Although crickets are a model system for acoustic communication since more than 50 years so far very little attention has been paid to the neural networks generating the singing motor pattern.

During singing, male crickets rhythmically open and close their front wings producing a sound pulse during each closing movement. Three to five pulses are grouped to chirps that are continuously repeated with a rate of 2-3 Hz. The motor pattern underlying singing behaviour basically consists of alternating activity of wing opener and closer motoneurons.  Singing behaviour is controlled by an identified command neuron descending from the brain. Its tonic spike activity drives the central pattern generator (CPG) for stridulation. Singing motor activity can be released in de-afferented preparations, when the command neurons are activated by micro-injecting cholinergic transmitter agonists into the brain.

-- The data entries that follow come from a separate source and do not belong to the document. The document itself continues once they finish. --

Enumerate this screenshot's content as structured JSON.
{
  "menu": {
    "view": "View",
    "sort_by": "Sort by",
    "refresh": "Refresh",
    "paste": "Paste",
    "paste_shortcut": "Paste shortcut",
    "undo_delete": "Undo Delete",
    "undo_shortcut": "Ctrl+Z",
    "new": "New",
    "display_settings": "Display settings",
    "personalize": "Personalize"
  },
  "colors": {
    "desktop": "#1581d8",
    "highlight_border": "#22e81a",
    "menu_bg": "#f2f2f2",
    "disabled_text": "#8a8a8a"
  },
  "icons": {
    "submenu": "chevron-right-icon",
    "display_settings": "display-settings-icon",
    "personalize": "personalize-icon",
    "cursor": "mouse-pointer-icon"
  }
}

As the front-wing motoneurons are located in the mesothoracic ganglion it was assumed that also the neural network constituting the singing CPG is housed in the thoracic ganglia. In order to identify the interneurones of the singing network, we intracellularly recorded and stained interneurones first in the thoracic and then in the abdominal ganglia of fictively singing crickets., The singing pattern is monitored by recording the motoneurone activity in a truncated wing nerve. We test if neurons are part of the singing CPG by perturbing their rhythmic activity with intracellular current injection and analyzing if they entrain or reset the ongoing singing pattern.

Contrary to previous assumptions we found that some interneurons of the singing CPG are housed in the abdominal ganglia. Interneurons ascending from the first abdominal ganglion have a strong impact on the singing pattern. Upon electrical intracellular stimulation they reset or elicit the generation of opener and closer motoneuron activity in the pulse pattern of the song. The participation of the abdominal ganglia in the pattern generation explains why crickets stop singing, once the abdominal connectives are cut.  

We now focus this experimental approach to analyse how the central motor pattern is forwarded to the corollary discharge interneurone (CDI), that modulates the sensitivity of the auditory pathway during singing. The CDI interneuron is activated in phase with the closer motoneurons and we expect it to inhibit other sensory pathways during singing. Recently we found an inhibitory input to cercal interneurons in singing crickets.